SANDERS: Look, I love how now anonymous sources don't matter anymore. We've been dealing with anonymous sources and having to fight back against that for the last six months.


CAMEROTA: It's interesting because they don't like anonymous sources unless it's a story that they like, because this is based on two anonymous sources on a right wing website.

CHALIAN: Yes, I mean, listen, I think that's true of every White House. They like the anonymous sources that are from their side, that are getting a story out, and those that aren't and coming at them, they don't like so much. But notice what Sarah Huckabee Sanders did there, right? She's tried to broaden it out and change what President Trump actually tweeted about over the weekend and to say, oh, well, maybe the Obama administration opened this up, not President Obama himself. That's not the charge that President Trump leveled this weekend. He leveled it directly at President Obama.

CUOMO: Look, here's what's absurd about this. The president of the United States, who leveled this accusation, is the most perfectly placed person to prove or disprove them. He is a phone call away. It is not about anonymous sources for him. He can call the FBI and find out the reality literally in a single call.

CHALIAN: But, Chris -- Chris, even Sarah Huckabee Sanders actually pushed back on that, and I'm curious to see how the White House plays this out today. This morning she said it's not clear if he could just pick up the phone and get the information.

CUOMO: Well, you know, I don't know how to help her on that one.

CHALIAN: Exactly.

CUOMO: But he's a phone call away.

CAMEROTA: David Chalian, thank you for "The Bottom Line."

CHALIAN: Thanks, guys. CAMEROTA: "The Good Stuff," next.



[08:57:39] CUOMO: Time for "The Good Stuff."

Firefighters rock, right? No argument there. These guys from California prove that they put out all kinds of fires, like young Haley (ph), waiting for her school bus. Weather turns for the worse. Firefighters see the teen stuck in the rain. They immediately stop.


HALEY: He said that he would take me to school. And I got in the fire engine and it was pretty cool.


CUOMO: Of course it was. Haley said it's an experience she'll never forget. Not only because it was such a kind gesture but because she got to ride in a fire truck. As for firefighter Matt Moreno (ph)--

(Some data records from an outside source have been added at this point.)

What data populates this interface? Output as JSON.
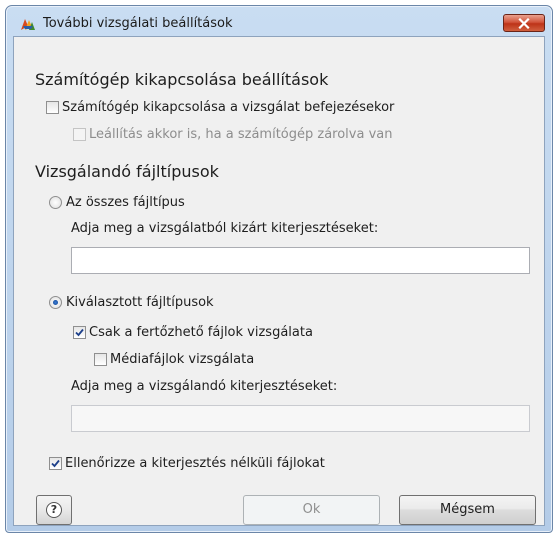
{
  "window": {
    "title": "További vizsgálati beállítások",
    "app_icon": "avg-logo-icon",
    "close_icon": "close-icon"
  },
  "shutdown_section": {
    "heading": "Számítógép kikapcsolása beállítások",
    "shutdown_after_scan": {
      "label": "Számítógép kikapcsolása a vizsgálat befejezésekor",
      "checked": false
    },
    "force_shutdown_locked": {
      "label": "Leállítás akkor is, ha a számítógép zárolva van",
      "checked": false,
      "enabled": false
    }
  },
  "filetypes_section": {
    "heading": "Vizsgálandó fájltípusok",
    "all_types": {
      "label": "Az összes fájltípus",
      "selected": false
    },
    "excluded_ext_label": "Adja meg a vizsgálatból kizárt kiterjesztéseket:",
    "excluded_ext_value": "",
    "selected_types": {
      "label": "Kiválasztott fájltípusok",
      "selected": true
    },
    "infectable_only": {
      "label": "Csak a fertőzhető fájlok vizsgálata",
      "checked": true
    },
    "media_files": {
      "label": "Médiafájlok vizsgálata",
      "checked": false
    },
    "included_ext_label": "Adja meg a vizsgálandó kiterjesztéseket:",
    "included_ext_value": "",
    "no_extension": {
      "label": "Ellenőrizze a kiterjesztés nélküli fájlokat",
      "checked": true
    }
  },
  "footer": {
    "help_icon": "help-icon",
    "help_glyph": "?",
    "ok_label": "Ok",
    "ok_enabled": false,
    "cancel_label": "Mégsem"
  },
  "colors": {
    "title_bar": "#c9ddf2",
    "client_bg": "#f0f0f0",
    "close_button": "#c8452a",
    "check_mark": "#1c3f8a",
    "radio_dot": "#0b3e8c"
  }
}
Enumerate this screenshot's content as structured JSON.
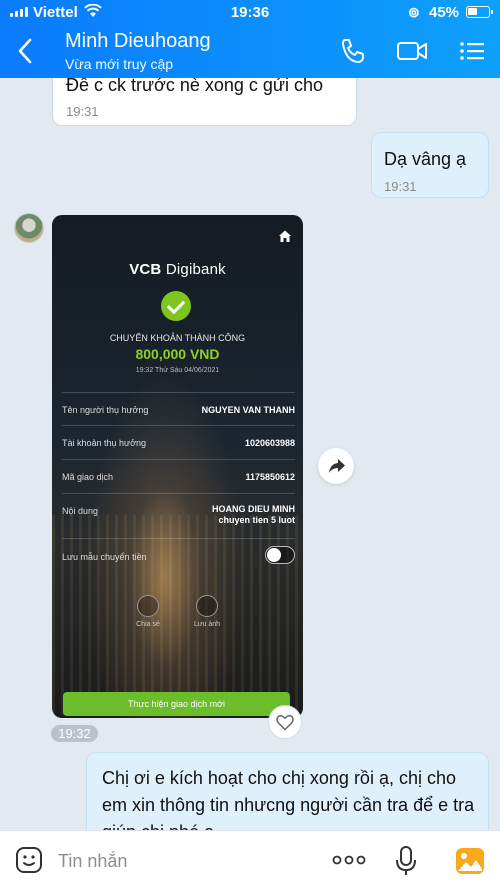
{
  "status_bar": {
    "carrier": "Viettel",
    "time": "19:36",
    "battery": "45%",
    "battery_level": 0.45
  },
  "header": {
    "contact_name": "Minh Dieuhoang",
    "contact_status": "Vừa mới truy cập"
  },
  "messages": [
    {
      "side": "left",
      "text": "Đề c ck trước nè xong c gửi cho",
      "time": "19:31"
    },
    {
      "side": "right",
      "text": "Dạ vâng ạ",
      "time": "19:31"
    },
    {
      "side": "left",
      "type": "image",
      "time": "19:32"
    },
    {
      "side": "right",
      "text": "Chị ơi e kích hoạt cho chị xong rồi ạ, chị cho em xin thông tin nhưcng người cần tra để e tra giúp chị nhé ạ"
    }
  ],
  "receipt": {
    "brand": "VCB",
    "brand_suffix": "Digibank",
    "status_title": "CHUYỂN KHOẢN THÀNH CÔNG",
    "amount": "800,000 VND",
    "datetime": "19:32 Thứ Sáu 04/06/2021",
    "rows": [
      {
        "label": "Tên người thụ hưởng",
        "value": "NGUYEN VAN THANH"
      },
      {
        "label": "Tài khoản thụ hưởng",
        "value": "1020603988"
      },
      {
        "label": "Mã giao dịch",
        "value": "1175850612"
      },
      {
        "label": "Nội dung",
        "value_line1": "HOANG DIEU MINH",
        "value_line2": "chuyen tien 5 luot"
      }
    ],
    "save_template_label": "Lưu mẫu chuyển tiền",
    "share_label": "Chia sẻ",
    "save_label": "Lưu ảnh",
    "new_transaction_button": "Thực hiện giao dịch mới"
  },
  "input": {
    "placeholder": "Tin nhắn"
  },
  "colors": {
    "header_gradient_start": "#0a7bfd",
    "header_gradient_end": "#0ea0fb",
    "bubble_right": "#dff0fd",
    "success_green": "#7ec61f"
  }
}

MATT MORENO, FIREFIGHTER: It's not in our job description to necessarily give rides, but in in case the right thing was done.


CAMEROTA: How awesome is that? You roll up to high school in the fire truck. That would be great. Great entrance.

CUOMO: They are thinking help all the time.

CAMEROTA: OK, "Saturday Night Live," meanwhile, if you caught it this weekend, they channeled Forest Gump to depict Attorney General Jeff Sessions. Queue the late night laughs.


UNIDENTIFIED MALE: This is my best good friend Kellyanne. She ain't got no legs. She's the best talker you ever heard. They say she could sell steak to a skunk. But they don't let her talk anymore. I miss you Kelly. I always say life is like a box of chocolates. Sure are a whole lot of brown ones in there. No, I never talked to any Russians ever, and that's all I got to say about that.

I talked to the Russians. The Democrats want me to resign. I just got to prove to everybody that I don't have any ties to the Russians whatsoever.

UNIDENTIFIED MALE: This meeting never happened.

UNIDENTIFIED MALE: I wasn't going to remember it anyway. (END VIDEO CLIP)

CUOMO: He's been getting in better shape, the guy who plays Putin.



CAMEROTA: Because I sort of respected that he wasn't getting in better shape.

CUOMO: No, you can see, he's trimming down a little bit. He spends a lot of time with his shirt off, that guy.


CUOMO: It's become part of his job description.

CAMEROTA: That is awesome. "Saturday Night Live" is back with a vengeance, as usual.

CUOMO: Oh, what a world.

Time for CNN "NEWSROOM" with Poppy Harlow and John Berman, another man who spends a lot of time with his shirt off.

[09:00:00] CAMEROTA: Obviously.

JOHN BERMAN, CNN ANCHOR: I mean Chris Cuomo didn't know you could take pictures with a shirt on. If you --


BERMAN: If you follow Cuomo's Instagram feed, it's a virtually shirtless Instagram feed.

CUOMO: You can't (INAUDIBLE). This session is over.

HARLOW: I think we got -- I think we got -- we got real news here.